Despite being a self-professed numbers guy, Romney has not raced to court the minority vote. As the Obama campaign comes out with "Women for Obama," "¡Obama!" and, yes, "Hipsters for Obama" buttons, the Republican Party has instead been buttonholed as not just having a "black problem," or a "Hispanic problem," or a "gay problem." The GOP, says Mr. O'Connell, has a minority problem.
Not that the GOP isn't trying to expand its appeal.
Its national convention in Tampa, Fla., featured a string of speeches by so-called rising stars, including Cuban-American Sen. Marco Rubio of Florida, Indian-American Gov. Nikki Haley of South Carolina, Cuban-American Senate nominee Ted Cruz, Haitian-American mayor and congressional nominee Mia Love, and Mexican-American New Mexico Gov. Susana Martinez.
But the convention floor was notably short on minority delegates – as made obvious by the Democratic convention's technicolored rainbow of an audience a week later.
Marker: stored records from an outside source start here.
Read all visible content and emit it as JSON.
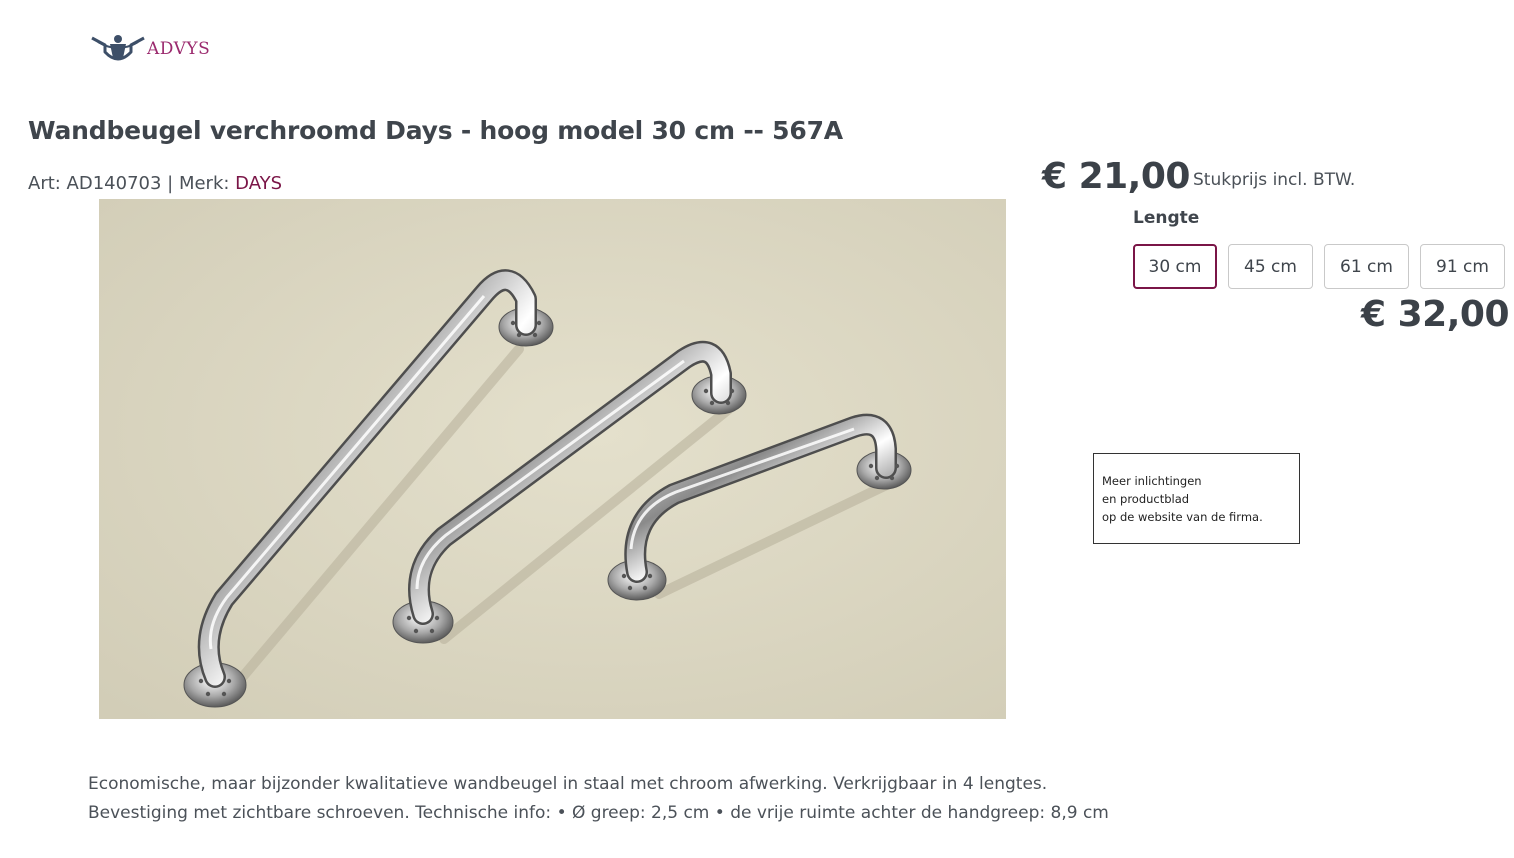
{
  "header": {
    "logo_text": "ADVYS",
    "logo_icon": "advys-figure-logo-icon"
  },
  "product": {
    "title": "Wandbeugel verchroomd Days - hoog model 30 cm -- 567A",
    "art_label": "Art: AD140703 | Merk: ",
    "brand": "DAYS",
    "image_alt": "Drie verchroomde wandbeugels",
    "price": "€ 21,00",
    "price_note": "Stukprijs incl. BTW.",
    "option_label": "Lengte",
    "options": [
      {
        "label": "30 cm",
        "selected": true
      },
      {
        "label": "45 cm",
        "selected": false
      },
      {
        "label": "61 cm",
        "selected": false
      },
      {
        "label": "91 cm",
        "selected": false
      }
    ],
    "secondary_price": "€ 32,00"
  },
  "info_box": {
    "line1": "Meer inlichtingen",
    "line2": "en productblad",
    "line3": "op de website van de firma."
  },
  "description": {
    "line1": "Economische, maar bijzonder kwalitatieve wandbeugel in staal met chroom afwerking. Verkrijgbaar in 4 lengtes.",
    "line2": "Bevestiging met zichtbare schroeven. Technische info: • Ø greep: 2,5 cm • de vrije ruimte achter de handgreep: 8,9 cm"
  },
  "colors": {
    "accent": "#7a1547",
    "logo": "#9b2a6e",
    "text": "#444b52",
    "image_background": "#dcd8c4"
  }
}
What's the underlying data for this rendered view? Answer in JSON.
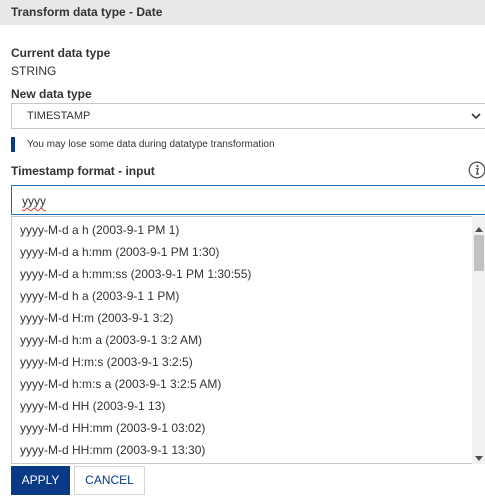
{
  "dialog": {
    "title": "Transform data type - Date"
  },
  "current_type": {
    "label": "Current data type",
    "value": "STRING"
  },
  "new_type": {
    "label": "New data type",
    "selected": "TIMESTAMP"
  },
  "warning": {
    "text": "You may lose some data during datatype transformation"
  },
  "timestamp_format": {
    "label": "Timestamp format - input",
    "value": "yyyy",
    "options": [
      "yyyy-M-d a h (2003-9-1 PM 1)",
      "yyyy-M-d a h:mm (2003-9-1 PM 1:30)",
      "yyyy-M-d a h:mm:ss (2003-9-1 PM 1:30:55)",
      "yyyy-M-d h a (2003-9-1 1 PM)",
      "yyyy-M-d H:m (2003-9-1 3:2)",
      "yyyy-M-d h:m a (2003-9-1 3:2 AM)",
      "yyyy-M-d H:m:s (2003-9-1 3:2:5)",
      "yyyy-M-d h:m:s a (2003-9-1 3:2:5 AM)",
      "yyyy-M-d HH (2003-9-1 13)",
      "yyyy-M-d HH:mm (2003-9-1 03:02)",
      "yyyy-M-d HH:mm (2003-9-1 13:30)"
    ]
  },
  "buttons": {
    "apply": "APPLY",
    "cancel": "CANCEL"
  },
  "colors": {
    "primary": "#0a3a86",
    "focus_border": "#2b6cb8",
    "title_bar": "#e8e8e8"
  },
  "icons": {
    "info": "info-icon",
    "dropdown": "chevron-down-icon"
  }
}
It's a portrait even conservative commentators have poked fun at, as when New York Times columnist David Brooks described the winter Olympics as "the second most Caucasian institution on earth, after the GOP."